I sat down to watch the movie, "Dr. Seuss' Horton Hears a Who!" with my three-year-old daughter the other day.  The only Seuss books that I recall from my childhood are "Green Eggs n' Ham" and "Hop on Pop", but I was very impressed with this 2008 animated film from top to bottom.  While my daughter was very entertained by the many jungle animals, I gradually became quite focused on the real world symbolism that is not so subtly embedded within it.

Tuesday, July 17, 2012

Happiness Not a Consequence, Merely an Assertion

Science is all about measurements.  Scientists try to determine the model that best fits the data to gain insight into the behaviour of the world around them.  They measure everything, from temperature to charge to chaos.  These measurements are dependent upon a number of things.  In thermodynamics, an engineer may like to measure the temperature of a body as a function of time for a specific set of conditions.  Here, temperature is a dependent variable, and time is an independent variable.

It is appropriate to consider the measured temperature of a body to be a consequence of several factors.  It may seem sensible then to apply this approach to assess our state of mind on a given day.  I aim to show that this is a misguided way to perform a self-assessment.  That is, it is nonsensical to attribute our mental state to a given set of conditions that is present in our lives.  The measured variable that I wish to focus on is happiness.

Happiness... That state of being that we are all encouraged to pursue from a young age.  But, how does one measure it?  How does one know when one has achieved it?  Whatever the answers to these questions, it is certain that the assessment is anything but absolute.  I would even take it one step further.

Saturday, July 7, 2012

Domesticating our Kids

I heard today on the radio about how more and more pet owners are abandoning their pets on moving day.  This is negligent, because domesticated animals are ill-prepared to fend for themselves in the wild.  While such negligence may be punishable under the criminal code, and is, of course, morally wrong, it seems to me that there is a more general issue at play here. 

On some level, there is an inherent disservice in the practice of domesticating animals at all.  By sheltering them and feeding them, we undermine all of the instincts they have developed over the long adaptive road of evolution.  This article will not explore this debate any further, but will use it as a backdrop for a discussion on how we raise our kids.

I am about to become a parent for a second time, so, naturally, the question of what constitutes effective parenting is on my mind.  If one were to summarize the role of a parent in one sentence, it might look like this: "To ensure the safety of your child, while empowering him or her to take on life independently upon reaching adulthood".  Though parenting is anything but a bland activity, it can be viewed through an engineer's lens, as an optimization problem.

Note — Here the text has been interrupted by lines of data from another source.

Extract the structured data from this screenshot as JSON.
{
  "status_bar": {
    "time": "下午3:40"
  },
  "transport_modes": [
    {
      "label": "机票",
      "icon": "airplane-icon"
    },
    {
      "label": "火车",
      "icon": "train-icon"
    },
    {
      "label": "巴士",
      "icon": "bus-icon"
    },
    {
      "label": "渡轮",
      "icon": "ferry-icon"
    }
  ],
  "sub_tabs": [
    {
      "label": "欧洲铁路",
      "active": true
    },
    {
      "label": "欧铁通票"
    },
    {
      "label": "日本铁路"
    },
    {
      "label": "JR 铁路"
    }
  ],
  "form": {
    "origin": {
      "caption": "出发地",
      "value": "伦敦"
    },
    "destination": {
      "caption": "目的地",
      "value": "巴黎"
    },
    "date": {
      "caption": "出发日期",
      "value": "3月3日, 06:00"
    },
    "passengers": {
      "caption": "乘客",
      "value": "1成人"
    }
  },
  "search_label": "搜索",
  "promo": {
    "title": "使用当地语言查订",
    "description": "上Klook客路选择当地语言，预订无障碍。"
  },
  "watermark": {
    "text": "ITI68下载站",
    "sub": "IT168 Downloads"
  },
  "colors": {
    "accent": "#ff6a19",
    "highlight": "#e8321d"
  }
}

If one hovers too close (helicopter parent), one's child will never attain the level of independence that is needed to tackle life on his or her own.  On the other hand, a completely 'laissez-faire' parenting attitude at too young an age can place a child in an unneccessarily risky situation.  Thus, the parent must find the sweet spot, where their child is free to explore the world, but with reasonable boundaries imposed on them.